Gamers familiar with the import scene may recognize the name of Taito's train-conductor simulation game, Densha De Go! The Densha series originally spawned on the PlayStation but soon spread out over just about every available platform: the Saturn, the N64, the Game Boy, and even the Neo Geo Pocket Color. Not one to rest on the success of its train sim, Taito has even created a new extension of the De Go! series with Jet De Go! It seems the Japanese enjoy games where you can "be the driver." So it comes as a surprise that Fortyfive, the company responsible the for 2D graphic adventure July, has released a game where you jump behind the wheel of a passenger bus and attempt to obey the local traffic laws of Tokyo. This is the essence of Tokyo Bus Guide, and oh how bizarre it is.
Tokyo Bus Guide is probably as close to driving a bus in Tokyo as you could ever get. Why you would ever want to drive a bus in Tokyo is the main question, since the game is such a tedious stickler for the rules. This is not Crazy Bus, where you can take wild shortcuts in an attempt to pick up fares as quickly as possible. Nope. This is as strict a game as you could imagine. Your goal is to make it from bus stop to bus stop within the allotted amount of time (you must keep yourself on schedule, after all), while adhering to the rules of the road. What this means is that you must gradually gain speed (as opposed to simply flooring it), use your turn signals, close your doors, drive on the correct side of the road (the left in Japan, FYI), and stop at red lights. Any transgressions on your part will be met with penalty points on your "life bar." Accumulate too many penalties, which essentially reduces your bar to zero, and your game is over. The aforementioned flubs will nick away at your bar, but a major screwup, like hitting a pedestrian, will simply end your game on the spot.

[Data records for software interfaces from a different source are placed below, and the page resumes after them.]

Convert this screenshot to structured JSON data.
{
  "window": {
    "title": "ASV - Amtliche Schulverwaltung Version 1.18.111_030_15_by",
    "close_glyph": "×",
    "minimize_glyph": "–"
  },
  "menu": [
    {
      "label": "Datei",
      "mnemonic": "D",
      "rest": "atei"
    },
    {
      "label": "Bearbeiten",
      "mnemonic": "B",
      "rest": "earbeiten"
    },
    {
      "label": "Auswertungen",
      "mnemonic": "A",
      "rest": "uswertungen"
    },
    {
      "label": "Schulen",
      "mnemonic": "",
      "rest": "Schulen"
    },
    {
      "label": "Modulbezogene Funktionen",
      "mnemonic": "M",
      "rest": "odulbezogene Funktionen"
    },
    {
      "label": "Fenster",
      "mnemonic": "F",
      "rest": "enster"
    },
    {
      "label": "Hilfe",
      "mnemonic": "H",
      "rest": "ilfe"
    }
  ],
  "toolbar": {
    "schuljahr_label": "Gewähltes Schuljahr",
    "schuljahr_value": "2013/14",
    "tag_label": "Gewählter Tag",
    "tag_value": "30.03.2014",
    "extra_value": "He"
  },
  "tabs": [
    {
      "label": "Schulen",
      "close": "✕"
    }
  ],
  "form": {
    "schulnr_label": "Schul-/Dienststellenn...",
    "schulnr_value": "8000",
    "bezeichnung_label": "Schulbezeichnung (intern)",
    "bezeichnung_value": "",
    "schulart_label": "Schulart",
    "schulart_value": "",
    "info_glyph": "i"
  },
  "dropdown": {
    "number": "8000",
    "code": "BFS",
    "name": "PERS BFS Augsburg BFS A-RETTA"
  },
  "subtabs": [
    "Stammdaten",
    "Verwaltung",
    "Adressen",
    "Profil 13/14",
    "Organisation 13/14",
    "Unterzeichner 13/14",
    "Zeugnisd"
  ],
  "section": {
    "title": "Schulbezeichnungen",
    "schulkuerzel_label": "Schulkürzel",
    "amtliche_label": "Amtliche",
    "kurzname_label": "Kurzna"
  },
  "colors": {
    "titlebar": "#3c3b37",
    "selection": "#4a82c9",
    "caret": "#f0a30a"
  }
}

Graphically, the game is efficient and unassuming. The multiple views of your bus, internal and external, look nice, as do the cars that pass you by in daily traffic. Pedestrians are of the 2D-sprite variety, and they give the game a slightly cartoonish edge that keeps the game from being too realistic. The environments are constructed well, giving you a true impression of some of Tokyo's sprawling neighborhoods. It's no MSR or Crazy Taxi, but the game looks good and moves at a consistently high frame rate. The game has a weird sense of lighting, however, and often seems like the 3D realization of a game like Theme Hospital: functional without and sense of drama. Although there are night-driving "missions," the game becomes very familiar after a while, with only three tracks to drive on. There are a number of training missions designed to inaugurate you into the world of bus driving, but they are optional.
The control is adequate, although nothing special, as analog control, mainly in the acceleration triggers, is too touchy to use gracefully. To achieve the gradual start required of TBG's drivers is not particularly easy, with the right trigger requiring too precise a touch. Since you are penalized for lateness, it quickly becomes a case of rapid-fire taps at the trigger to accelerate properly. This is surely not what the developers sought to achieve, and the controls could use a little fine-tuning. Also, it is not easy to drive a bus, and impatient gamers will soon tire of the lack of wild freestyle driving found in most other games. The complete lack of a two-player mode also cuts into the potential fun.
For gamers with lots of time on their hands, like, say, fishing-game fans, Tokyo Bus Guide might be a salve for your wounds. It offers a unique experience that most people would easily overlook as irrelevant. If you like games with a twist, Densha De Go! being a good example, then Tokyo Bus Guide may be a neat import to investigate. Anyone else expecting high-speed thrills would do well to look elsewhere. This is sim country, baby, and it ain't for everyone.